1784: Although he again stood for Hull he was also returned as as one of the Knights of the Shire of York and duly took this seat in parliament and as a Tory supported the government of Pitt. He became increasingly interested in social problems after a holiday in the South of France when he read a religious book by the English cleric Philip Doddridge and this renewed his religious zeal. He then agreed with Lady Middleton that he should use his influence to bring about the abolition of the slave trade. The first Bill was defeated even though a large number of Members didn’t turn up to vote as they were frightened of taking a position on the subject. Between 1783 and 1793 one port alone, Liverpool, shipped in 303,000 slaves from West Africa to the New World and overall Britain supplied over three million to the Spanish, French and British Colonies around the world.
1787: William Wilberforce founded an association for the reformation of manners.
1791: Between this date and 1805 similar Bills were put before parliament and all were defeated sometimes in the Commons and sometimes by the Lords.
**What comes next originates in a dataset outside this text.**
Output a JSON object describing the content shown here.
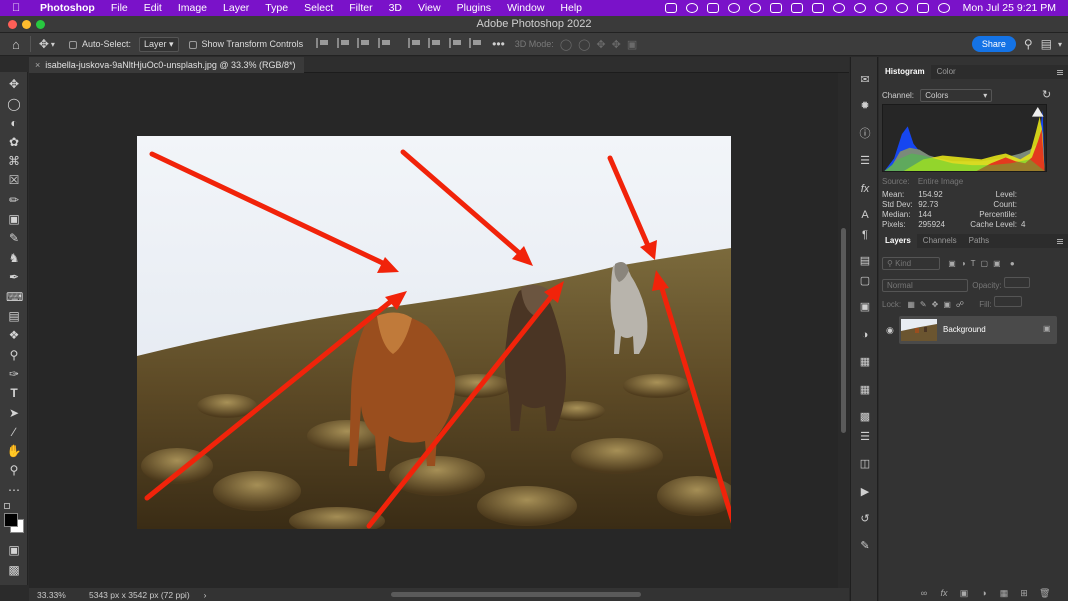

Wilberforce became a figure of hate in some quarters and all sorts of false stories were bandied about concerning him.
1801: He founded the periodical the “Christian Observer”.
1806: The Bill was eventually passed by the House of Lords in December.
1807: The House of Commons finally passed the Bill on February 23rd with a large majority and it received the Royal Assent in March which effectively banned the trading in slaves.
1825: William Wilberforce retires from Parliament due to ill health.
(1833): In the month after Wilberforce died the Slavery Abolition Act finally gave all slaves in the British Empire their freedom.
1797: “A Practical View of Christianity”.
1797 to Barbara Spooner.
When and Where Did he Die?
29th July 1833, London, England.
Age at Death:
Site of Grave:
Places of Interest:
Lived at No 9 North Parade and 36 Great Pulteney Street.
Wilberforce House and Georgian Houses, High Street, Hull (Wilberforce’s Birthplace and also includes an exhibition and artifacts about slavery)
Statue to Wilberforce outside Hull College.
Pocklington School, Pocklington YO24. (Wrote his first anti-slavery letter there).